The Defence Ministry may have violated the Classified Information Act by digging out some Second World War Soviet T-34 tanks and German Nazi panzers and putting them for “safekeeping” in an open-air military compound near Yambol.
Previously, the Defence Ministry told Vagabond in a letter that the tanks were “classified information” because they were kept on military commission, adding they would be declassified as late as 2013. Vagabond started the story about the tanks lined up at the Turkish and Greek borders early in 2007, when it ran a detailed article. Many Bulgarian mainstream media followed suit. The Defence Ministry’s refusal to disclose details about what was known as the Krali Marko Defence Line, prompted the Access to Information Programme, a major NGO, to award it with its anti-prize the same year. No top brass came to collect the embarrassing award.
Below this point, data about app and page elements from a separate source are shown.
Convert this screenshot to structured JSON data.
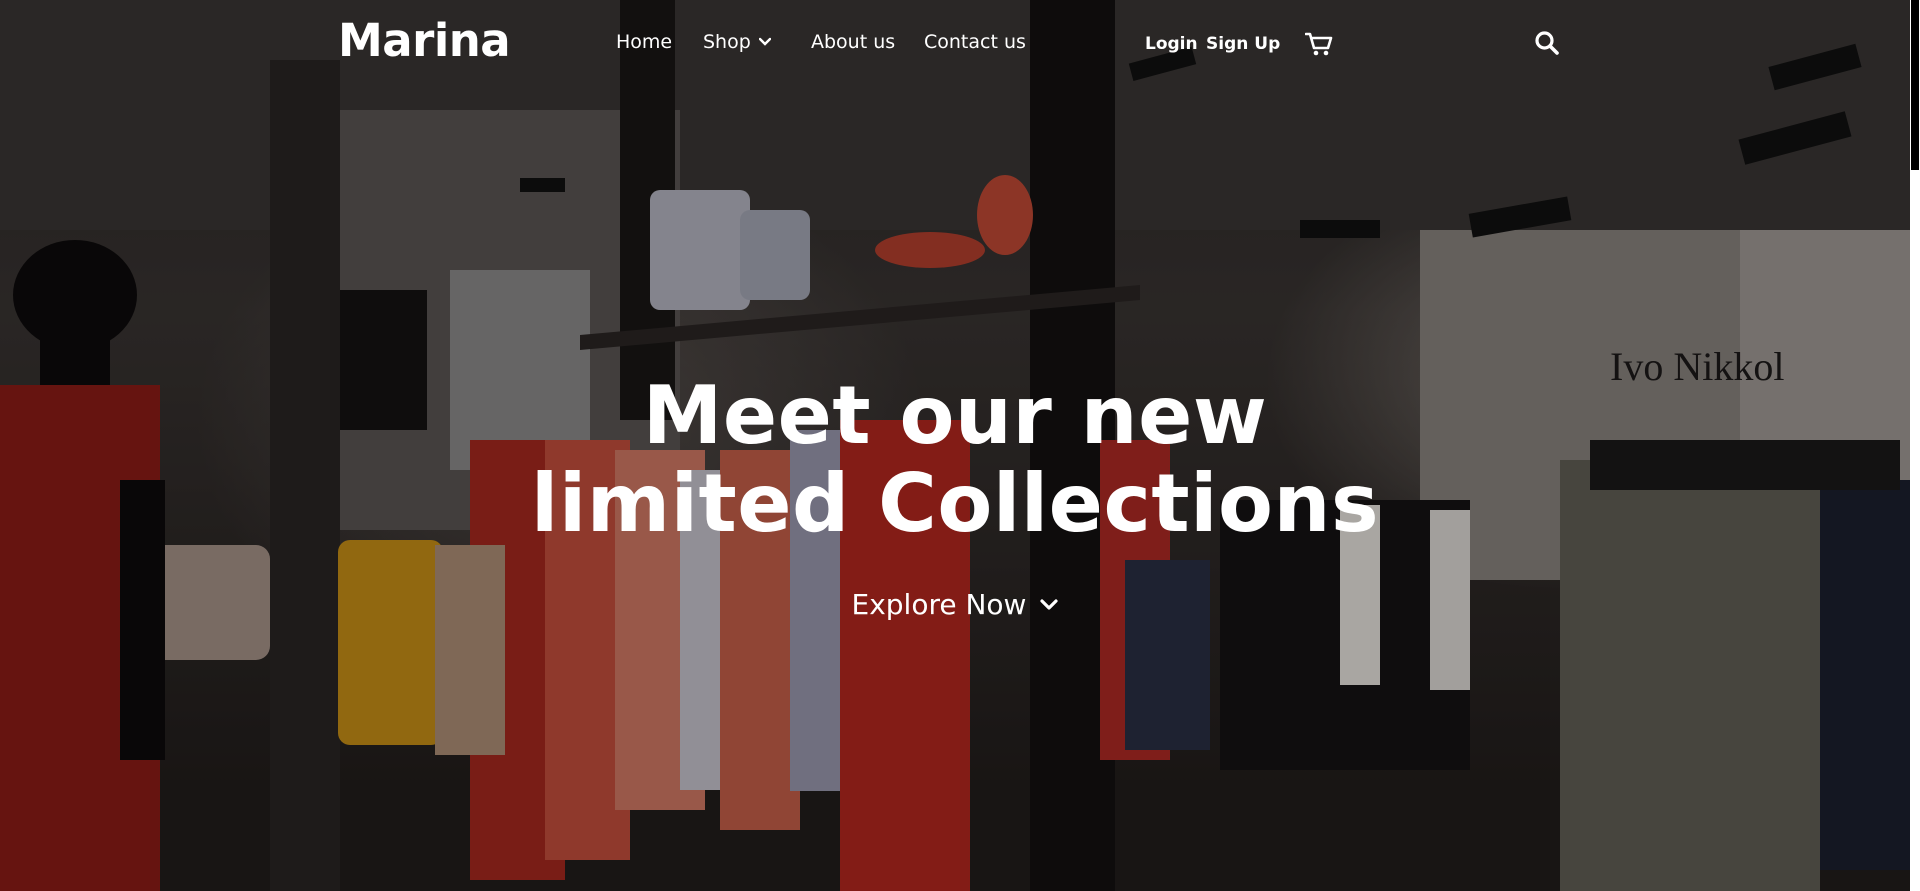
{
  "brand": {
    "logo": "Marina"
  },
  "nav": {
    "links": [
      "Home",
      "Shop",
      "About us",
      "Contact us"
    ],
    "login": "Login",
    "signup": "Sign Up"
  },
  "icons": {
    "shop_dropdown": "chevron-down-icon",
    "cart": "cart-icon",
    "search": "search-icon",
    "explore": "chevron-down-icon"
  },
  "hero": {
    "headline_line1": "Meet our new",
    "headline_line2": "limited Collections",
    "cta": "Explore Now"
  },
  "colors": {
    "text": "#ffffff",
    "overlay": "#000000"
  }
}
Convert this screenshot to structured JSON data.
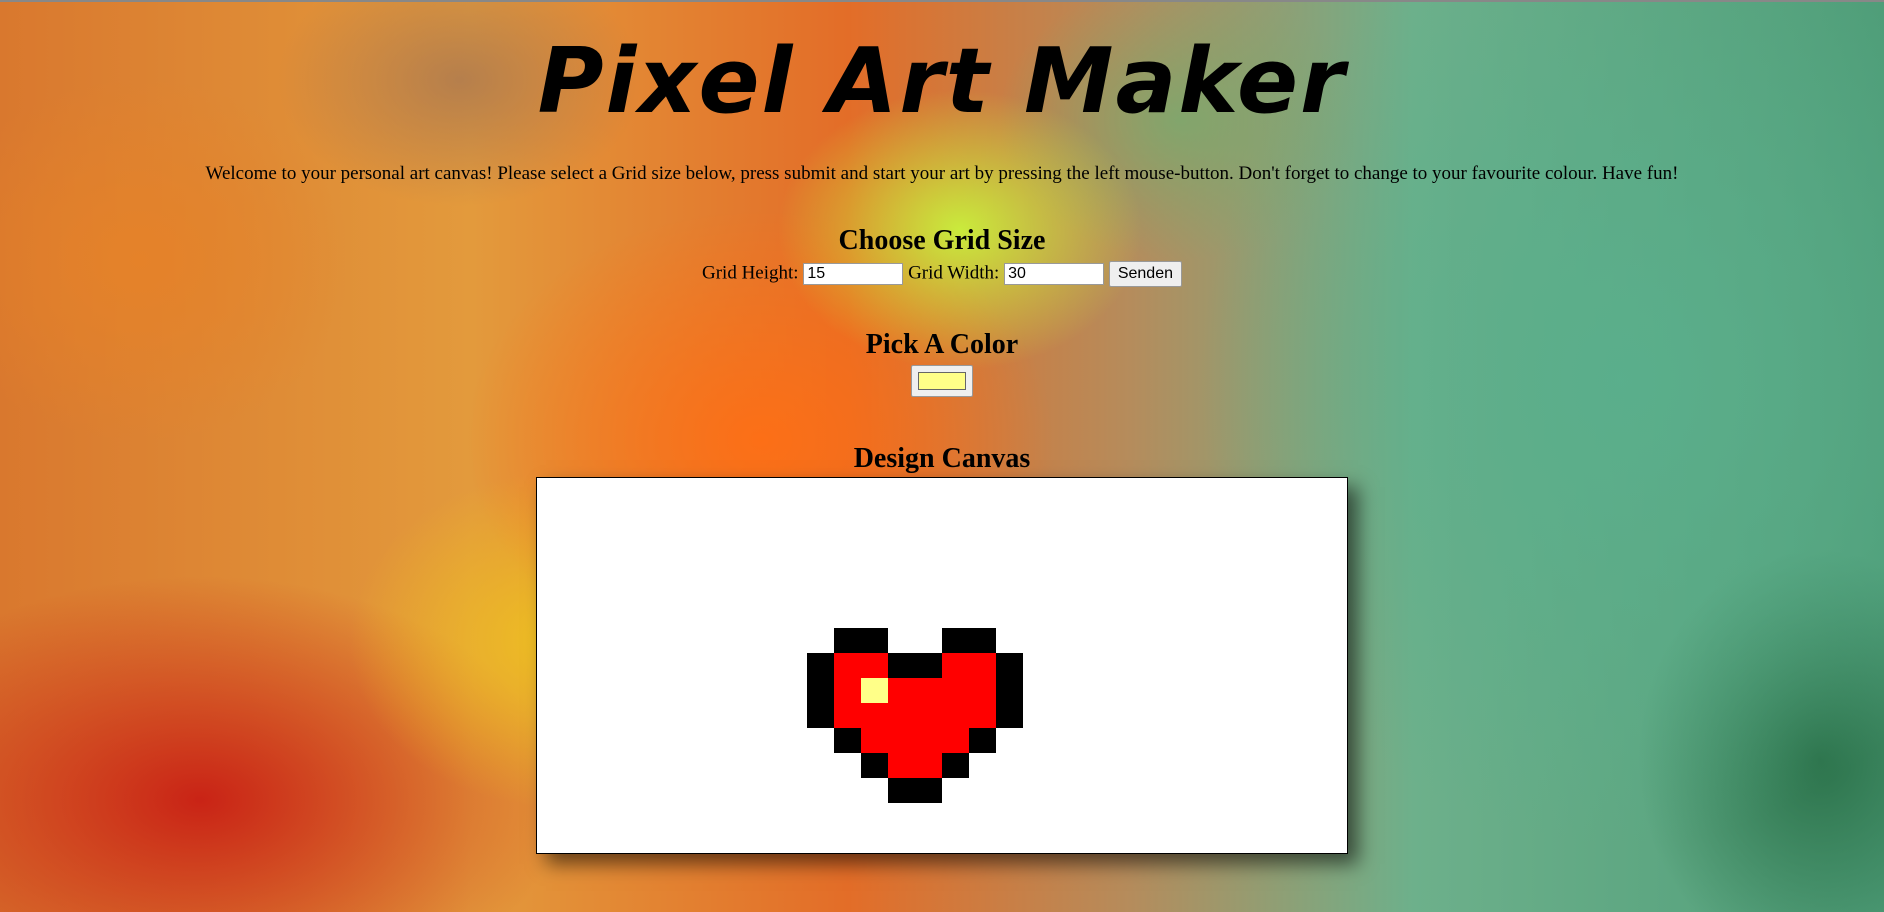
{
  "title": "Pixel Art Maker",
  "intro": "Welcome to your personal art canvas! Please select a Grid size below, press submit and start your art by pressing the left mouse-button. Don't forget to change to your favourite colour. Have fun!",
  "grid_form": {
    "heading": "Choose Grid Size",
    "height_label": "Grid Height:",
    "height_value": "15",
    "width_label": "Grid Width:",
    "width_value": "30",
    "submit_label": "Senden"
  },
  "color_section": {
    "heading": "Pick A Color",
    "selected_color": "#ffff88"
  },
  "canvas": {
    "heading": "Design Canvas",
    "rows": 15,
    "cols": 30,
    "palette": {
      "B": "#000000",
      "R": "#ff0000",
      "Y": "#ffff88"
    },
    "art": [
      "..............................",
      "..............................",
      "..............................",
      "..............................",
      "..............................",
      "..............................",
      "...........BB..BB.............",
      "..........BRRBBRRB............",
      "..........BRYRRRRB............",
      "..........BRRRRRRB............",
      "...........BRRRRB.............",
      "............BRRB..............",
      ".............BB...............",
      "..............................",
      ".............................."
    ]
  }
}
The real embarrassment, however, came in late 2007, when it emerged that a panzer had been dug out by German collectors and transported out of the country - possibly making it the first tank in history to be stolen and taken through customs without anyone noticing. The Krali Marko Defence Line was established in the 1950s and was operative until the late 1980s. Its purpose was to thwart a possible NATO invasion into Warsaw Pact Bulgaria by Turkey and Greece. Turkey and Greece are now NATO allies. The tanks are finally being consigned to the dustbin of history.